Task prompt:
Each entry here needs to be given again exactly.
★ ★ ★ ★
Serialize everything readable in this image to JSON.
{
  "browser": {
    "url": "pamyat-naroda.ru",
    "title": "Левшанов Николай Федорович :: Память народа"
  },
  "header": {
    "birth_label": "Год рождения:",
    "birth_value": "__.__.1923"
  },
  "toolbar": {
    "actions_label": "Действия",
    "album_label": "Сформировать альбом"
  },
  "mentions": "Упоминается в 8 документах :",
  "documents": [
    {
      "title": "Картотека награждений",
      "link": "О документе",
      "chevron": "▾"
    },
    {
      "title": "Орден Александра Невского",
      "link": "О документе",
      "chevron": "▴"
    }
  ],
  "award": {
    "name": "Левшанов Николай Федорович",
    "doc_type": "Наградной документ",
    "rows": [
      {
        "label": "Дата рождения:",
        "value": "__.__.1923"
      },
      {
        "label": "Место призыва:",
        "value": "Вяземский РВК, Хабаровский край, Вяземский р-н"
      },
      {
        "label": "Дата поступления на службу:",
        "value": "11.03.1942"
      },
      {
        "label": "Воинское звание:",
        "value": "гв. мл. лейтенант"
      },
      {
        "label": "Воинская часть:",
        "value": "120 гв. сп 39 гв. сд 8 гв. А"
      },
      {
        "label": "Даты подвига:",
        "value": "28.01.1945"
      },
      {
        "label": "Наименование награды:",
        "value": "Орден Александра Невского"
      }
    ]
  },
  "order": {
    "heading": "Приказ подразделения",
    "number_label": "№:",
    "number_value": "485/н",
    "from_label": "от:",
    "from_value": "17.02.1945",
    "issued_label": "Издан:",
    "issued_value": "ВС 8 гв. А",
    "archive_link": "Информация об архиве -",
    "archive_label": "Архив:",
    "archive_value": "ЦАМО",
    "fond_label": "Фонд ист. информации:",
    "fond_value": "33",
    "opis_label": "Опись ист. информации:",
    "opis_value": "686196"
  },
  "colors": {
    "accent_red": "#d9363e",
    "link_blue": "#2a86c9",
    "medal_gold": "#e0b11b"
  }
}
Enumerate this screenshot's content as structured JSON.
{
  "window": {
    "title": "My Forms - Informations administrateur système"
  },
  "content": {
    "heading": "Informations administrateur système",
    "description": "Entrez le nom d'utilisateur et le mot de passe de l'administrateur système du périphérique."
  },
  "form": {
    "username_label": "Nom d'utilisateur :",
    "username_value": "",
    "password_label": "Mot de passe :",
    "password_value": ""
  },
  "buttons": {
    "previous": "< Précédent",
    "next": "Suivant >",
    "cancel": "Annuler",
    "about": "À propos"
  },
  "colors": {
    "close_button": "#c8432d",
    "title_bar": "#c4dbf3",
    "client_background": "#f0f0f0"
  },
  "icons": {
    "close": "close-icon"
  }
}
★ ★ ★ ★
Response:
Serialize everything readable in this image to JSON.
{
  "browser": {
    "url": "pamyat-naroda.ru",
    "title": "Левшанов Николай Федорович :: Память народа"
  },
  "header": {
    "birth_label": "Год рождения:",
    "birth_value": "__.__.1923"
  },
  "toolbar": {
    "actions_label": "Действия",
    "album_label": "Сформировать альбом"
  },
  "mentions": "Упоминается в 8 документах :",
  "documents": [
    {
      "title": "Картотека награждений",
      "link": "О документе",
      "chevron": "▾"
    },
    {
      "title": "Орден Александра Невского",
      "link": "О документе",
      "chevron": "▴"
    }
  ],
  "award": {
    "name": "Левшанов Николай Федорович",
    "doc_type": "Наградной документ",
    "rows": [
      {
        "label": "Дата рождения:",
        "value": "__.__.1923"
      },
      {
        "label": "Место призыва:",
        "value": "Вяземский РВК, Хабаровский край, Вяземский р-н"
      },
      {
        "label": "Дата поступления на службу:",
        "value": "11.03.1942"
      },
      {
        "label": "Воинское звание:",
        "value": "гв. мл. лейтенант"
      },
      {
        "label": "Воинская часть:",
        "value": "120 гв. сп 39 гв. сд 8 гв. А"
      },
      {
        "label": "Даты подвига:",
        "value": "28.01.1945"
      },
      {
        "label": "Наименование награды:",
        "value": "Орден Александра Невского"
      }
    ]
  },
  "order": {
    "heading": "Приказ подразделения",
    "number_label": "№:",
    "number_value": "485/н",
    "from_label": "от:",
    "from_value": "17.02.1945",
    "issued_label": "Издан:",
    "issued_value": "ВС 8 гв. А",
    "archive_link": "Информация об архиве -",
    "archive_label": "Архив:",
    "archive_value": "ЦАМО",
    "fond_label": "Фонд ист. информации:",
    "fond_value": "33",
    "opis_label": "Опись ист. информации:",
    "opis_value": "686196"
  },
  "colors": {
    "accent_red": "#d9363e",
    "link_blue": "#2a86c9",
    "medal_gold": "#e0b11b"
  }
}
Enumerate this screenshot's content as structured JSON.
{
  "window": {
    "title": "My Forms - Informations administrateur système"
  },
  "content": {
    "heading": "Informations administrateur système",
    "description": "Entrez le nom d'utilisateur et le mot de passe de l'administrateur système du périphérique."
  },
  "form": {
    "username_label": "Nom d'utilisateur :",
    "username_value": "",
    "password_label": "Mot de passe :",
    "password_value": ""
  },
  "buttons": {
    "previous": "< Précédent",
    "next": "Suivant >",
    "cancel": "Annuler",
    "about": "À propos"
  },
  "colors": {
    "close_button": "#c8432d",
    "title_bar": "#c4dbf3",
    "client_background": "#f0f0f0"
  },
  "icons": {
    "close": "close-icon"
  }
}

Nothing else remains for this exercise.